Volvo Truck, Sharpnose - 1930

The "Sharpnose"

Not until the 1950s would Volvo be a major supplier of heavy-duty trucks. From the very start up to WW II, Volvo was, however, a major producer of medium-duty trucks, which sometimes were used for heavy-duty purposes due to the rugged design.

The influence of international trends
Sweden is nowadays the base for two major truck producers of global scope. This was by no means the case in the late 1930s. By then, countries like the United States, Great Britain, France and Germany were major 'truck-producer countries'.

For this reason, the design of the Volvo trucks of the mid and late 1930s was very much influenced by major design trends of other countries, and also by Volvo cars, which were to a very great extent designed by engineers who had been trained and had been working in American automobile companies.
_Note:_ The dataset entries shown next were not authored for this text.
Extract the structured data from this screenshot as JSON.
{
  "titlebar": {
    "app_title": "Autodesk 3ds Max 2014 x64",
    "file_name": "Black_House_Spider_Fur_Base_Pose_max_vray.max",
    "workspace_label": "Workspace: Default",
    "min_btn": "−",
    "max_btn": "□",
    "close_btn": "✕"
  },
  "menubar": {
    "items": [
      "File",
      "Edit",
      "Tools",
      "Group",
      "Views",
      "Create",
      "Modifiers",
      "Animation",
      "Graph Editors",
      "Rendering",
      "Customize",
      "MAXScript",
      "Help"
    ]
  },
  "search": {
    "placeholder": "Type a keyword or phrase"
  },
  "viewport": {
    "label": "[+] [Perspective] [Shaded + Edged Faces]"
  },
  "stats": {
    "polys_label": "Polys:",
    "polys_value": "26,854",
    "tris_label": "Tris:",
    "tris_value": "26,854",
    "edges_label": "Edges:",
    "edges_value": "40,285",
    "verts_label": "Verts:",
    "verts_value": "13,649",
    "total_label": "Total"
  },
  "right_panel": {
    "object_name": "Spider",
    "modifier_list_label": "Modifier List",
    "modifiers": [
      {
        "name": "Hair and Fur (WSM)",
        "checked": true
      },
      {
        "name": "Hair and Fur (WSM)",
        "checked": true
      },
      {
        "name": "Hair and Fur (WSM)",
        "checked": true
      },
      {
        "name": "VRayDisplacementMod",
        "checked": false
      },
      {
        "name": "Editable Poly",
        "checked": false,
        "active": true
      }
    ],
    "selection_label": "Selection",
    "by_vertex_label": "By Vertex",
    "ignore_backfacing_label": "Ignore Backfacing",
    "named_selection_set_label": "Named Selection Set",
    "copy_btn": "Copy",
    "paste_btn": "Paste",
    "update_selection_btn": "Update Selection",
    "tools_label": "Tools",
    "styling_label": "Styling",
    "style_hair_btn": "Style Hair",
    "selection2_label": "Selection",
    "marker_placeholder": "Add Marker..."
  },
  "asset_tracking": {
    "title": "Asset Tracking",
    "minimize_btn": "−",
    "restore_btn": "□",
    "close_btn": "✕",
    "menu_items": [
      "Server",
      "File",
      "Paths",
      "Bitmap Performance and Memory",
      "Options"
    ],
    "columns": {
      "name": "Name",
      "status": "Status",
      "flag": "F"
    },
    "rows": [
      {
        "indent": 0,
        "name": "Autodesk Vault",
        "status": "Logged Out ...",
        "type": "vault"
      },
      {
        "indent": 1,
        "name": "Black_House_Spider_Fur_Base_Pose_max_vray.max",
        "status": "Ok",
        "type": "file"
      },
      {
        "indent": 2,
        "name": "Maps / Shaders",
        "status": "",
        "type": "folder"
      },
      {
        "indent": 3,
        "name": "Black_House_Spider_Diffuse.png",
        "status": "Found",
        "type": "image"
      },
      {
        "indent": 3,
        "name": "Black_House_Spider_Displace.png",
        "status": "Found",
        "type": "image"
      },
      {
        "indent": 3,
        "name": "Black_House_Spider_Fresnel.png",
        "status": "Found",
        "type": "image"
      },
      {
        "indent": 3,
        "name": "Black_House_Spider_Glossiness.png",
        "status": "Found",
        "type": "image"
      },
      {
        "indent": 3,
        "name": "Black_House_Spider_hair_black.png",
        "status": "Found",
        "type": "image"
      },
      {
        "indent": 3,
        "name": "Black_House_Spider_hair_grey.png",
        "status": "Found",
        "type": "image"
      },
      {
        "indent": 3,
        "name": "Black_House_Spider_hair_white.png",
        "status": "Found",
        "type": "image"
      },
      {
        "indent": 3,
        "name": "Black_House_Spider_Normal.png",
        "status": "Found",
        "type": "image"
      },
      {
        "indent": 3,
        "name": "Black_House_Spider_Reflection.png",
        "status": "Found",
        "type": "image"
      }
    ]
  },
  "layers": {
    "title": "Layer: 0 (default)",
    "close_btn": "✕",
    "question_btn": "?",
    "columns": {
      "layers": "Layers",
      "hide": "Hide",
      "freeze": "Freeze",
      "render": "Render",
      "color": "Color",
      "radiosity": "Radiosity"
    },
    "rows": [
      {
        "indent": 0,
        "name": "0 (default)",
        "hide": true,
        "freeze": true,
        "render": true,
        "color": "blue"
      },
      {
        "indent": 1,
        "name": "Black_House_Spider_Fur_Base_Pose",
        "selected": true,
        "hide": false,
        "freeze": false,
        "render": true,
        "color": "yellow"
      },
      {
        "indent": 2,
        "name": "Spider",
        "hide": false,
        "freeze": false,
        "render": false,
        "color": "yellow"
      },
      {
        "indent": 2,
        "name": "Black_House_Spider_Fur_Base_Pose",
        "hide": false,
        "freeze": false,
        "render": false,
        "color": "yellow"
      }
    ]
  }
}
A major sales success
Typical of the late 1930s is the generation of Volvo trucks which have become known as the 'Sharpnose', which consisted mainly of light to medium-duty vehicles. They replaced the LV76-78 vehicles of 1934/35 and became a major sales success, especially considering that the total number of vehicles produced during WW II was fairly limited, and that very few civilian customers were permitted to obtain a new truck and new tyres for it.

The first presentation of these trucks took place in 1938, when the LV101 was introduced. This was a light truck, which bridged the gap between the light pickup vehicles (derived from the Volvo Taxicab chassis) and the heavier trucks like the LV79 and the LV8 series. A little later the slightly larger LV102 and LV103 trucks were introduced - these were vehicles which were to a true extent real 'trucks', but still being used mostly for distribution purposes.

Simple, but very well-designed
The mechanics of these trucks was rugged and simple, with a side valve engine of 75-86 bhp (running on petrol, but also available during WW II in a producer-gas version with an output of about 50 bhp). The transmission was a three-to-four-speed mechanical unsynchronised gearbox and the chassis components were in general simple but well-designed. The 'Sharpnose' trucks were loved by the customers, and the general design should (with design changes) be carried over to new generations of Volvo trucks.